NEW YORK -- Visa and Mastercard have agreed to provide approximately $6.24 billion to merchants in class-action settlement funds over excessive interchange fees, according to a notice authorized by the U.S. District Court for the Eastern District of New York. Both card companies claim innocence, and the court has not made a ruling, but the parties have agreed to the settlement, and the court has given its preliminary approval.
The relationship between payment network providers and merchants has always been contentious, especially so with convenience-store operators, whose already low margins are squeezed further by interchange or swipe fees imposed by the card brands. This potential settlement is the latest in a series of legal feuds between card brands and merchants that has been in the works since 2005.
Visa and Mastercard, separately and together with certain banks, violated antitrust laws and caused merchants to pay excessive fees for accepting Visa and Mastercard credit and debit cards, according to a press release. The net class settlement fund, after deducting court-awarded attorneys' fees and costs, will be used to pay valid claims of merchants that accepted Visa or Mastercard credit or debit cards at any time between Jan. 1, 2004, and Jan. 25, 2019.
If the settlement gains the court’s approval, and if that approval is affirmed on any appeals, every merchant that does not exclude itself from the class by the deadline described below and files a valid claim will get money from the class settlement fund. The value of each claim will be based on the actual or estimated interchange fees attributable to the merchant’s Mastercard and Visa payment card transactions from Jan. 1, 2004, to Jan. 25, 2019.
Merchants included in the lawsuit have the legal rights and options explained below:
- Exclude themselves from the settlement class. Merchants who exclude themselves will not get any money from this settlement but can individually sue the defendants on their own at their own expense, if they want to. Merchants who wish to exclude themselves must make a written request and mail it with postage prepaid and postmarked no later than July 23, 2019, or send it by overnight delivery shown as sent by July 23, 2019, to Class Administrator, Payment Card Interchange Fee Settlement, P.O. Box 2530, Portland, OR 97208-2530.
- Object to the settlement. The deadline to object is July 23, 2019. To learn how to object, click this link or call (800) 625-6440. Merchants who exclude themselves from the settlement cannot object to the settlement.
- Eventually file a claim to ask for payment. To receive payment, merchants will be required to fill out a claim form. Claims cannot yet be filed. If the court grants final approval, and if that approval is affirmed on any appeals, the court will approve a claim form and set a claim deadline. Claim forms will then be mailed to all identified merchants. When the time comes to file claims, merchants can submit them via mail or email, or may file online at this link.
Members of the settlement class who do not exclude themselves by the deadline will be bound by the terms of this settlement, including the release of claims against the released parties provided in the settlement agreement, whether or not the members file a claim for payment.

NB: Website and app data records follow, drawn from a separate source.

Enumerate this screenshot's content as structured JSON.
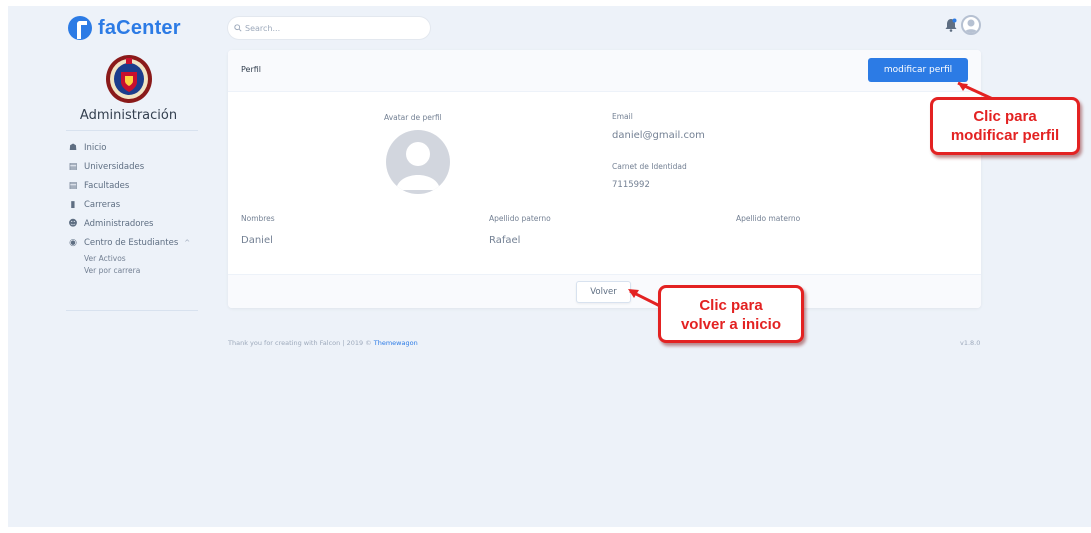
{
  "app": {
    "logo_text": "faCenter"
  },
  "search": {
    "placeholder": "Search..."
  },
  "sidebar": {
    "title": "Administración",
    "items": [
      {
        "label": "Inicio",
        "icon": "home-icon"
      },
      {
        "label": "Universidades",
        "icon": "university-icon"
      },
      {
        "label": "Facultades",
        "icon": "university-icon"
      },
      {
        "label": "Carreras",
        "icon": "book-icon"
      },
      {
        "label": "Administradores",
        "icon": "users-icon"
      },
      {
        "label": "Centro de Estudiantes",
        "icon": "globe-icon",
        "caret": "^"
      }
    ],
    "subitems": [
      {
        "label": "Ver Activos"
      },
      {
        "label": "Ver por carrera"
      }
    ]
  },
  "card": {
    "title": "Perfil",
    "edit_button": "modificar perfil",
    "avatar_label": "Avatar de perfil",
    "email_label": "Email",
    "email_value": "daniel@gmail.com",
    "ci_label": "Carnet de Identidad",
    "ci_value": "7115992",
    "nombres_label": "Nombres",
    "nombres_value": "Daniel",
    "ap_paterno_label": "Apellido paterno",
    "ap_paterno_value": "Rafael",
    "ap_materno_label": "Apellido materno",
    "ap_materno_value": "",
    "back_button": "Volver"
  },
  "footer": {
    "text": "Thank you for creating with Falcon | 2019 © ",
    "link": "Themewagon",
    "version": "v1.8.0"
  },
  "callouts": {
    "edit_line1": "Clic para",
    "edit_line2": "modificar perfil",
    "back_line1": "Clic para",
    "back_line2": "volver a inicio"
  },
  "colors": {
    "primary": "#2c7be5",
    "background": "#edf2f9",
    "callout_red": "#e32222"
  }
}
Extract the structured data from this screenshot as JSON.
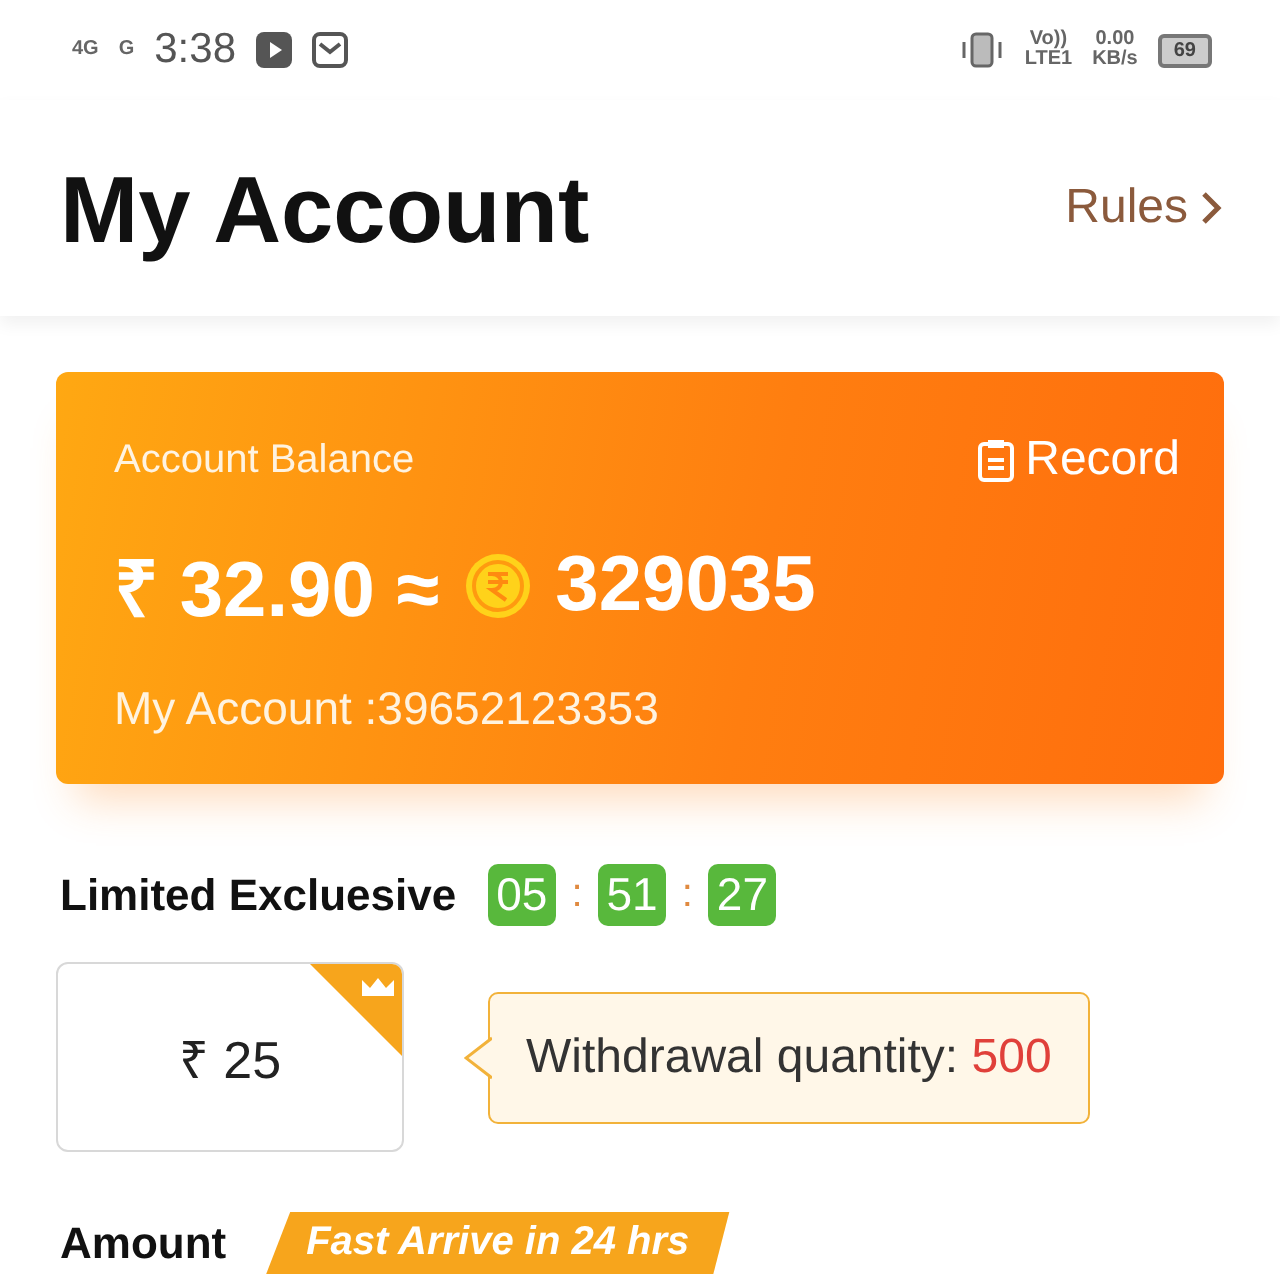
{
  "status_bar": {
    "network_1": "4G",
    "network_2": "G",
    "time": "3:38",
    "volte": "Vo))",
    "lte": "LTE1",
    "speed": "0.00",
    "speed_unit": "KB/s",
    "battery": "69"
  },
  "header": {
    "title": "My Account",
    "rules_link": "Rules"
  },
  "balance_card": {
    "label": "Account Balance",
    "record_button": "Record",
    "rupees": "₹ 32.90 ≈",
    "coins": "329035",
    "account": "My Account :39652123353"
  },
  "limited": {
    "title": "Limited Excluesive",
    "timer": [
      "05",
      "51",
      "27"
    ],
    "separator": ":"
  },
  "options": [
    {
      "amount": "₹ 25",
      "selected": true
    }
  ],
  "bubble": {
    "label": "Withdrawal quantity:",
    "quantity": "500"
  },
  "amount_section": {
    "title": "Amount",
    "badge": "Fast Arrive in 24 hrs"
  }
}
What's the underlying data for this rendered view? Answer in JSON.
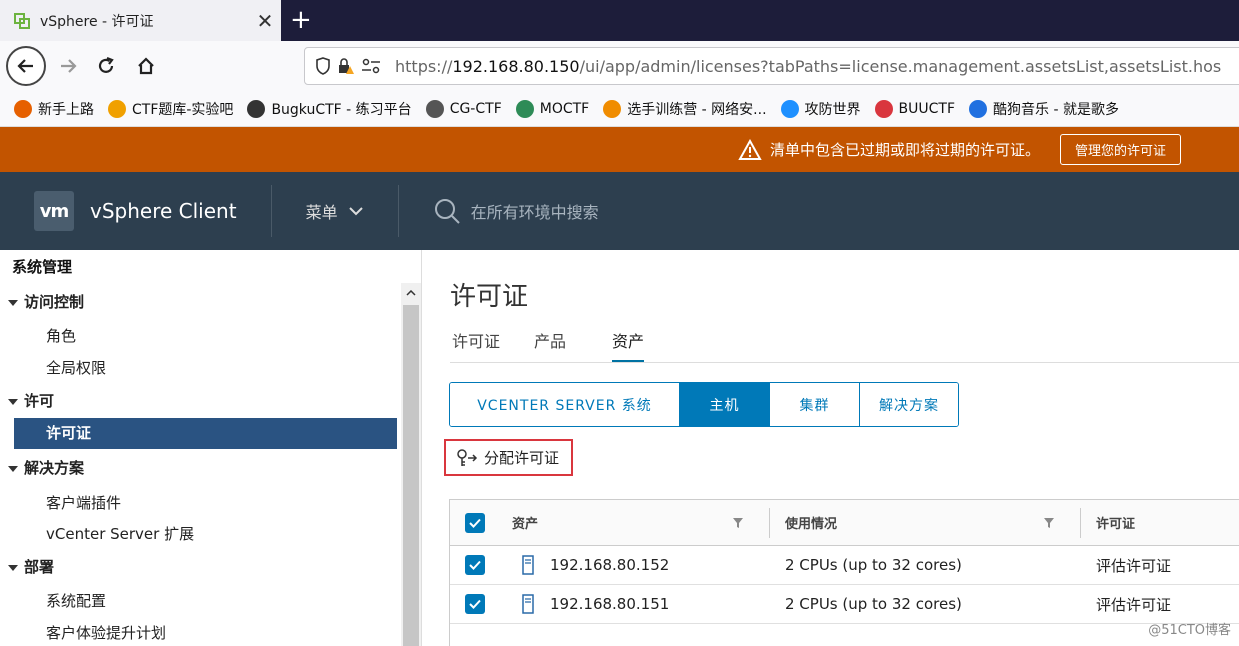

On Nov. 7, 2019, there will be a court hearing to decide whether to approve the proposed settlement. The hearing also will address the requests for attorneys' fees and expenses, and awards for the class plaintiffs for their representation of merchants in MDL 1720, which culminated in the settlement agreement. The hearing will take place at the U.S. District Court for the Eastern District of New York, 225 Cadman Plaza, Brooklyn, N.Y.
Members of the settlement class do not have to go to the court hearing or hire an attorney but can if they want to, at their own cost. The court has appointed the law firms of Robins Kaplan LLP, Berger Montague PC and Robbins Geller Rudman & Dowd LLP as Rule 23(b)(3) Class Counsel to represent the Rule 23(b)(3) Settlement Class.